→ TASK INSTRUCTIONS: Lines with "name": please show every one of them from the listing below.

→ THE DATA:
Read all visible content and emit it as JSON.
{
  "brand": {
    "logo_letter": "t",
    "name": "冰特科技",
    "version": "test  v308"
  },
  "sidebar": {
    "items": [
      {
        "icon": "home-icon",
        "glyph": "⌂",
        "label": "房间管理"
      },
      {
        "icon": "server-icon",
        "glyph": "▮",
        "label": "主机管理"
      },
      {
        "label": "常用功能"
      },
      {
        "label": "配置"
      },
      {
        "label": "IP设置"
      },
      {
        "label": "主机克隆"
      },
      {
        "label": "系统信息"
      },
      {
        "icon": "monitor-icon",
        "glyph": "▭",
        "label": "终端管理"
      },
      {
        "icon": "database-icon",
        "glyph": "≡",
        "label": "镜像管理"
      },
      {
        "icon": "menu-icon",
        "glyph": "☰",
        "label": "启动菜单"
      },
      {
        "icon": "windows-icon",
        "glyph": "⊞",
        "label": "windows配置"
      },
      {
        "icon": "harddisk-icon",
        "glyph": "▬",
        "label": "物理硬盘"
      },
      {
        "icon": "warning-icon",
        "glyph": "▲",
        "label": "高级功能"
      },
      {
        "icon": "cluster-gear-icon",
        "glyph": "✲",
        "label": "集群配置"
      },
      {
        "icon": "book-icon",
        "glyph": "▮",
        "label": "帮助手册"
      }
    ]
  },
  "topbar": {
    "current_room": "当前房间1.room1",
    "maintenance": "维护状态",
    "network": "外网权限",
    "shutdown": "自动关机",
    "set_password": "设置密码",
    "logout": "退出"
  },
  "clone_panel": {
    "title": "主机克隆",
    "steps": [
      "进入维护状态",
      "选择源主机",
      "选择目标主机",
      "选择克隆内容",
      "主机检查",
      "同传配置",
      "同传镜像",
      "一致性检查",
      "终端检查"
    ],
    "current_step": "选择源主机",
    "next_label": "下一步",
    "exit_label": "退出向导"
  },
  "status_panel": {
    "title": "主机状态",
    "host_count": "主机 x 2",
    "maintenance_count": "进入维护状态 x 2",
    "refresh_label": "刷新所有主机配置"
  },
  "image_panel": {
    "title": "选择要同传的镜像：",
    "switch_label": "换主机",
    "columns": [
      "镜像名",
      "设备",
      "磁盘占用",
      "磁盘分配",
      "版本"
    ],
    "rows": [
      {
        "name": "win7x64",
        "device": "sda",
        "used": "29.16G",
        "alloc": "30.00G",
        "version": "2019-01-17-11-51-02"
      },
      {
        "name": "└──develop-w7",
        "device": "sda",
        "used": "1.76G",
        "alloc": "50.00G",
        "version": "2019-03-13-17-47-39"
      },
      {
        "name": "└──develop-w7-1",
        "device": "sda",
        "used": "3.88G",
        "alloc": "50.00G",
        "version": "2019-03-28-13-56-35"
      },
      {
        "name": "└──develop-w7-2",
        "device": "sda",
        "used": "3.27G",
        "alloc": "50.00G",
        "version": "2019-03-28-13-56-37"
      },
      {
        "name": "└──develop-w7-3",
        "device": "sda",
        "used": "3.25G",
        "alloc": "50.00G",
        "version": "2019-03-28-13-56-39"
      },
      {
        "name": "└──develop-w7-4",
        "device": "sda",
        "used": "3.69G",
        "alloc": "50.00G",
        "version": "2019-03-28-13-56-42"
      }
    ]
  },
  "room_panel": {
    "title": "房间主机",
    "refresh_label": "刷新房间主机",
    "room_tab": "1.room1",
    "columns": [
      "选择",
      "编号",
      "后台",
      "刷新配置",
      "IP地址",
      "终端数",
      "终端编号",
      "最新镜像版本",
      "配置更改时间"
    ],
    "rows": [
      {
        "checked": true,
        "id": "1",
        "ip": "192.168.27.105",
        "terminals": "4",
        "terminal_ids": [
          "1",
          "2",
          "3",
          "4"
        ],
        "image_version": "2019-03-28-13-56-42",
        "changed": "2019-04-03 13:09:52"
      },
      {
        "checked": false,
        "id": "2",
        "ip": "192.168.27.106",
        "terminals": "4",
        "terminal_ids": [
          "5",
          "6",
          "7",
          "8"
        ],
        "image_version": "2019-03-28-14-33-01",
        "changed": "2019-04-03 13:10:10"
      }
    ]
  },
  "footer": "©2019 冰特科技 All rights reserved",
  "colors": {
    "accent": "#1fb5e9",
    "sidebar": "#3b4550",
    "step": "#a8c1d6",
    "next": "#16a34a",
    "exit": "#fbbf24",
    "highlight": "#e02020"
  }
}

→ RESPONSE:
    "name": "冰特科技",
        "name": "win7x64",
        "name": "└──develop-w7",
        "name": "└──develop-w7-1",
        "name": "└──develop-w7-2",
        "name": "└──develop-w7-3",
        "name": "└──develop-w7-4",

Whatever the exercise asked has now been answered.